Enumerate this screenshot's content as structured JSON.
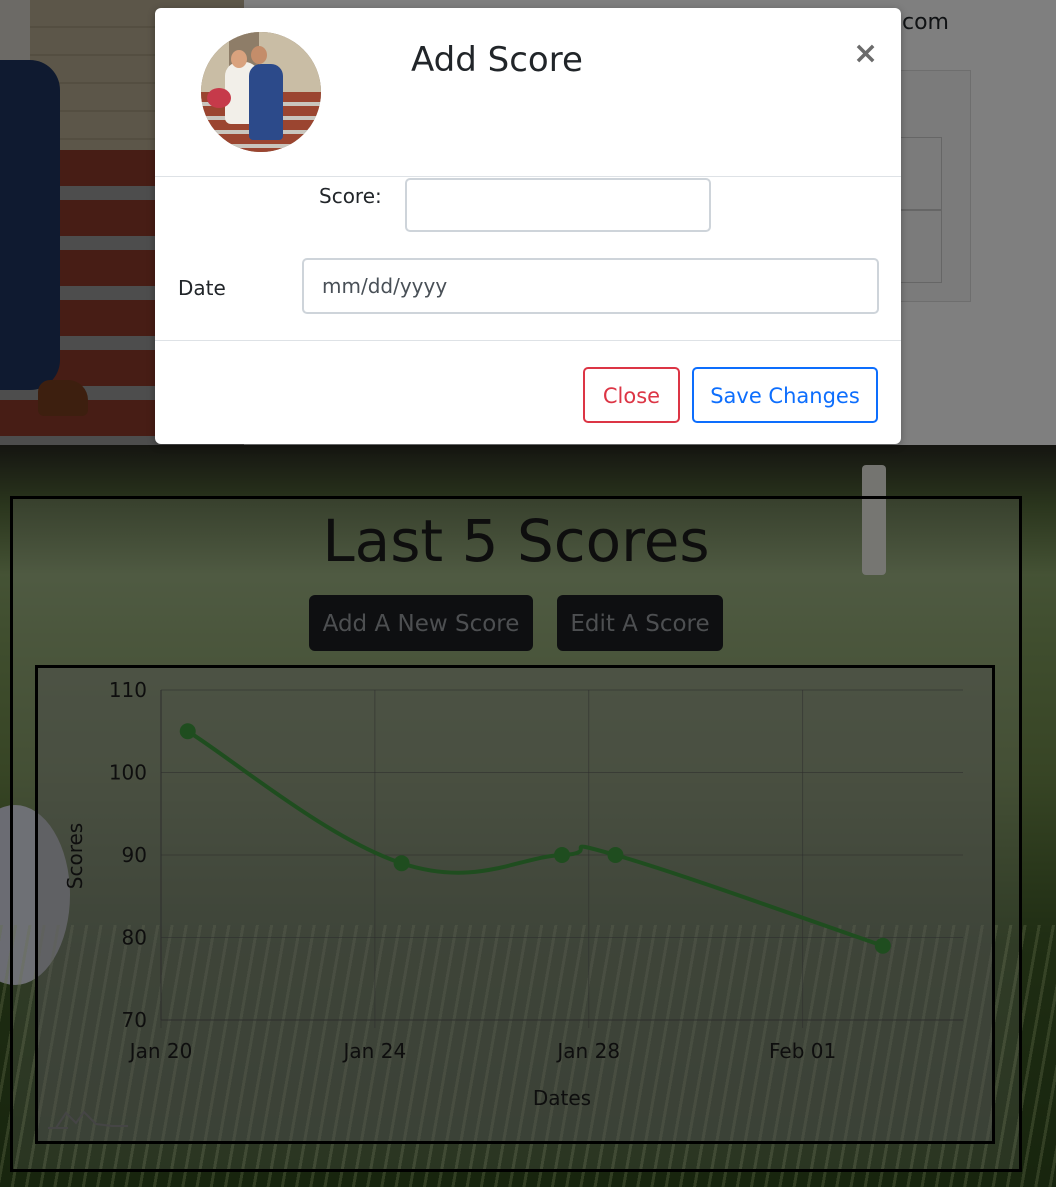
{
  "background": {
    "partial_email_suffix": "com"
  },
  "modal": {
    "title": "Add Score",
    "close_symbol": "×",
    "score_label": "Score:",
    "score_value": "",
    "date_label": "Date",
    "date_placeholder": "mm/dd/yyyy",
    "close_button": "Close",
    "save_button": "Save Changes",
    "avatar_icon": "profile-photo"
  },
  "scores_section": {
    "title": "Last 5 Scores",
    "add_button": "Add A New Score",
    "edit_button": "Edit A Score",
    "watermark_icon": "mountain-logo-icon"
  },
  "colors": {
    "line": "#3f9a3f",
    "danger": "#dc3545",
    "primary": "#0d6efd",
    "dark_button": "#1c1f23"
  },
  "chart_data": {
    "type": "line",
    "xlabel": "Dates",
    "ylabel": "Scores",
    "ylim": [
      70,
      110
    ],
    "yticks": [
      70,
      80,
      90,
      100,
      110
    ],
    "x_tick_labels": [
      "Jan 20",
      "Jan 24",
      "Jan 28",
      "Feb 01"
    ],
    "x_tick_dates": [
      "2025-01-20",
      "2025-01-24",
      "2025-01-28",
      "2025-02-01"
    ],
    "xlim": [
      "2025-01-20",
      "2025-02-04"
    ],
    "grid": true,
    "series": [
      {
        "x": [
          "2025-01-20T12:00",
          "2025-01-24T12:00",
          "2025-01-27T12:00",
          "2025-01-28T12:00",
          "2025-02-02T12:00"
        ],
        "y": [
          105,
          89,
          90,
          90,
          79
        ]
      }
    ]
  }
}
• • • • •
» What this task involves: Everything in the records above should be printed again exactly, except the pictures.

» Task output:
Enumerate this screenshot's content as structured JSON.
{
  "background": {
    "partial_email_suffix": "com"
  },
  "modal": {
    "title": "Add Score",
    "close_symbol": "×",
    "score_label": "Score:",
    "score_value": "",
    "date_label": "Date",
    "date_placeholder": "mm/dd/yyyy",
    "close_button": "Close",
    "save_button": "Save Changes",
    "avatar_icon": "profile-photo"
  },
  "scores_section": {
    "title": "Last 5 Scores",
    "add_button": "Add A New Score",
    "edit_button": "Edit A Score",
    "watermark_icon": "mountain-logo-icon"
  },
  "colors": {
    "line": "#3f9a3f",
    "danger": "#dc3545",
    "primary": "#0d6efd",
    "dark_button": "#1c1f23"
  },
  "chart_data": {
    "type": "line",
    "xlabel": "Dates",
    "ylabel": "Scores",
    "ylim": [
      70,
      110
    ],
    "yticks": [
      70,
      80,
      90,
      100,
      110
    ],
    "x_tick_labels": [
      "Jan 20",
      "Jan 24",
      "Jan 28",
      "Feb 01"
    ],
    "x_tick_dates": [
      "2025-01-20",
      "2025-01-24",
      "2025-01-28",
      "2025-02-01"
    ],
    "xlim": [
      "2025-01-20",
      "2025-02-04"
    ],
    "grid": true,
    "series": [
      {
        "x": [
          "2025-01-20T12:00",
          "2025-01-24T12:00",
          "2025-01-27T12:00",
          "2025-01-28T12:00",
          "2025-02-02T12:00"
        ],
        "y": [
          105,
          89,
          90,
          90,
          79
        ]
      }
    ]
  }
}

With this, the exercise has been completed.